Looked after since childhood by the dwarf Mime, Siegfried forges a new weapon from the shards of the sword of his father, Siegmund (see Die Walküre). After some intellectual high jinx between Mime and the Wanderer (Wotan), he is taken to slay the dragon Fafner and seize the hoard of gold that includes the Ring. Mime plans to poison Siegfried and grab the hoard himself, but when Siegfried finds out, he strikes him down. Siegfried in turn learns of Brünnhilde, whom he sets out to free from the flames.
Siegfried is tricked by Hagen, son of Alberich, into drinking a potion that will make him forget his love for Brünnhilde. He then offers to use his power to win Brünnhilde for Hagen’s half-brother Gunther – all part of Hagen’s plan to grab the Ring, currently in her possession. Siegfried succeeds, puts the Ring on his own finger and is subsequently killed by Hagen. But when Hagen tries to remove the Ring he is resisted by Siegfried’s dead body. Brünnhilde takes the Ring back and rides with it into Siegfried’s funeral pyre to purify it. As the opera closes, the Rhine overflows its banks and the Rhinemaidens reclaim the Ring. All the while, up in Valhalla, Wotan has silently been waiting for the end of the gods to arrive…
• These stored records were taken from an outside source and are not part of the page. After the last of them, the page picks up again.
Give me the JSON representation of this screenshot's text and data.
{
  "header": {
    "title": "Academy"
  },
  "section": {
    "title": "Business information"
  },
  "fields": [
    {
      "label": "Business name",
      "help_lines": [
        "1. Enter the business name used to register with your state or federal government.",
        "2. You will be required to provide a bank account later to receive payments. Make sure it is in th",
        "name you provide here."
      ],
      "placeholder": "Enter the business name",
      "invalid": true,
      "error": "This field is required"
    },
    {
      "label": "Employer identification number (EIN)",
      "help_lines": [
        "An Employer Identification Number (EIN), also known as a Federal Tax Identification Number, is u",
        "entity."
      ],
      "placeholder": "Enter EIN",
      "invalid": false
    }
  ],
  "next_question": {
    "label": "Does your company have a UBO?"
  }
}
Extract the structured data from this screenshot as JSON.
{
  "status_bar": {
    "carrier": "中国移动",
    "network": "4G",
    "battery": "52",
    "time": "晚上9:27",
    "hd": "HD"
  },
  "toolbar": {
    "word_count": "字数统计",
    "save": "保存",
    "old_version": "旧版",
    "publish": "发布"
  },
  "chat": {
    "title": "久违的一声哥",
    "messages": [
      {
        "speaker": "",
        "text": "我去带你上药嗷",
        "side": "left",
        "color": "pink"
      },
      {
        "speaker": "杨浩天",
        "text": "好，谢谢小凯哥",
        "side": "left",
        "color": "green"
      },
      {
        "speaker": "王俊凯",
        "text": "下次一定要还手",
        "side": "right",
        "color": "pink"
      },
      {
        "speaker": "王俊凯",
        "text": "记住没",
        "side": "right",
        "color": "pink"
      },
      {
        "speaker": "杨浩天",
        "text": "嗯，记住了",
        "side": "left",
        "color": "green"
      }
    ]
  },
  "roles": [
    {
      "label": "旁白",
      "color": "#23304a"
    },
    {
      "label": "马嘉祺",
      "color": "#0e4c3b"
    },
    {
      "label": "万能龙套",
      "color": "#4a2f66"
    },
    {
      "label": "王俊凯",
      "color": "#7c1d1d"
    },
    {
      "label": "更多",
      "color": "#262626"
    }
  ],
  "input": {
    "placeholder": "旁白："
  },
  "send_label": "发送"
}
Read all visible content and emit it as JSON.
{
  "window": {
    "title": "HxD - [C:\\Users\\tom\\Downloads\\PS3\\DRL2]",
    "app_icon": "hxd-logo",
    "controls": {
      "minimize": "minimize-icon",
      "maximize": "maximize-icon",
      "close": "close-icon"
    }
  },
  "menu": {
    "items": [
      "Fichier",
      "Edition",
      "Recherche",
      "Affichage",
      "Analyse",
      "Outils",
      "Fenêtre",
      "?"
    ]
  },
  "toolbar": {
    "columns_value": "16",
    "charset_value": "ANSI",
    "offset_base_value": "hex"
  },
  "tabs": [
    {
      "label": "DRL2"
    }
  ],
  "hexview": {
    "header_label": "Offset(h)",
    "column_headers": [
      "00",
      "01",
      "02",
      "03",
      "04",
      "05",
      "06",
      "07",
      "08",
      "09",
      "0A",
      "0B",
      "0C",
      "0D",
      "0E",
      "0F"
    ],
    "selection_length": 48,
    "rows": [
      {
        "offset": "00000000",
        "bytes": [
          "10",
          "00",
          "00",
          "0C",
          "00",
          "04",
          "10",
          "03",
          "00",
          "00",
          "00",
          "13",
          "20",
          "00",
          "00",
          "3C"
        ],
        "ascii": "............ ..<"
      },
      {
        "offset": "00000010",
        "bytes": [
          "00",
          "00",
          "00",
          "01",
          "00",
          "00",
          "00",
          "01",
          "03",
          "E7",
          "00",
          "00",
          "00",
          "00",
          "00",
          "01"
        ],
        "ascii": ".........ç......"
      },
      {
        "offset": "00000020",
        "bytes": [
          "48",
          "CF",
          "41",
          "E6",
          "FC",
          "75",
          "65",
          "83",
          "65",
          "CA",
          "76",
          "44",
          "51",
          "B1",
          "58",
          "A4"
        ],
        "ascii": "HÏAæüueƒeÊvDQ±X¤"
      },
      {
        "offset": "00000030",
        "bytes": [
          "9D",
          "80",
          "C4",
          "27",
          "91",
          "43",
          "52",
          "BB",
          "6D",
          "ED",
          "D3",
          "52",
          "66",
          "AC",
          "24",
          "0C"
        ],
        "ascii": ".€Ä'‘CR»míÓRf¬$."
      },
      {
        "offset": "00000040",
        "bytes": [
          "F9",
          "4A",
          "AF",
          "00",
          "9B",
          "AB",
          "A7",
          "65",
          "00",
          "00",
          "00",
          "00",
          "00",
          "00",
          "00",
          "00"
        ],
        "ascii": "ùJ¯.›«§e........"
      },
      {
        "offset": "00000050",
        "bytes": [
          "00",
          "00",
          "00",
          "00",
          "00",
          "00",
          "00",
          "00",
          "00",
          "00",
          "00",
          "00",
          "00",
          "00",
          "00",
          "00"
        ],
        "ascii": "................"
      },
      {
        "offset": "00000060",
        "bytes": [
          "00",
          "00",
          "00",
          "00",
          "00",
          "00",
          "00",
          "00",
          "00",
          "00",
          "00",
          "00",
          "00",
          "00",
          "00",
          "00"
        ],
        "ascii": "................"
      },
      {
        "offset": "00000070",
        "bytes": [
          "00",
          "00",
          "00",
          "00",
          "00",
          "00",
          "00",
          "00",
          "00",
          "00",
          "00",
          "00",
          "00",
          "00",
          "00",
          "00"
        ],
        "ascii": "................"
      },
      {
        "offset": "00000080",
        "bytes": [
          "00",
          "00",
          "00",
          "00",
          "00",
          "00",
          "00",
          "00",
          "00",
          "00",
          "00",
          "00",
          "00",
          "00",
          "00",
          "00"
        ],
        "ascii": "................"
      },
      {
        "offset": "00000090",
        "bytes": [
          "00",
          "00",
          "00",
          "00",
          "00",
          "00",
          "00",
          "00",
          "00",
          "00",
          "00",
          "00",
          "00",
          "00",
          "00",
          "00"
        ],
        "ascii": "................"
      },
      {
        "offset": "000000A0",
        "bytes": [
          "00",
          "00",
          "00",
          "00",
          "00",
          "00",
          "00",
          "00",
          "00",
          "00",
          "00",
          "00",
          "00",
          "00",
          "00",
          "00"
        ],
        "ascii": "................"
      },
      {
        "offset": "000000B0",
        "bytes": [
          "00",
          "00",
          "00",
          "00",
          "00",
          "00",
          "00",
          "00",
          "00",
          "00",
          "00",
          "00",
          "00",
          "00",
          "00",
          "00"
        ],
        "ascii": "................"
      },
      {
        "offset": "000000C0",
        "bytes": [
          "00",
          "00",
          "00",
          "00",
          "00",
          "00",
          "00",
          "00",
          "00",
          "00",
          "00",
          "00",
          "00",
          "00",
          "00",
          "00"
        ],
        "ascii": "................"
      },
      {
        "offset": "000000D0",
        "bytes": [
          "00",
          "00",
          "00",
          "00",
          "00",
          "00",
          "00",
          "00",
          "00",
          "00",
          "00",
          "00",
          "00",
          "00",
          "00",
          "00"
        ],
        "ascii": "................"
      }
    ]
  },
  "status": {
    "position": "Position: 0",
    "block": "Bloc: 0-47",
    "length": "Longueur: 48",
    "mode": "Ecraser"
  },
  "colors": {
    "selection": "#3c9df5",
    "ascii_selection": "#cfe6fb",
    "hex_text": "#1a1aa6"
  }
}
Amfortas, King of the Grail Knights, has been in constant pain and shame ever since losing the Holy Spear when led sensuously astray in the neighbouring realm of the conniving Klingsor. Retrieving the spear falls to the unwary, innocent Parsifal, who nearly succumbs to the same charms, courtesy of the alluring Kundry, but snaps to his senses. His journey to return to the Grail castle and cure Amfortas’s suffering takes many years, but the outcome is an exultant one.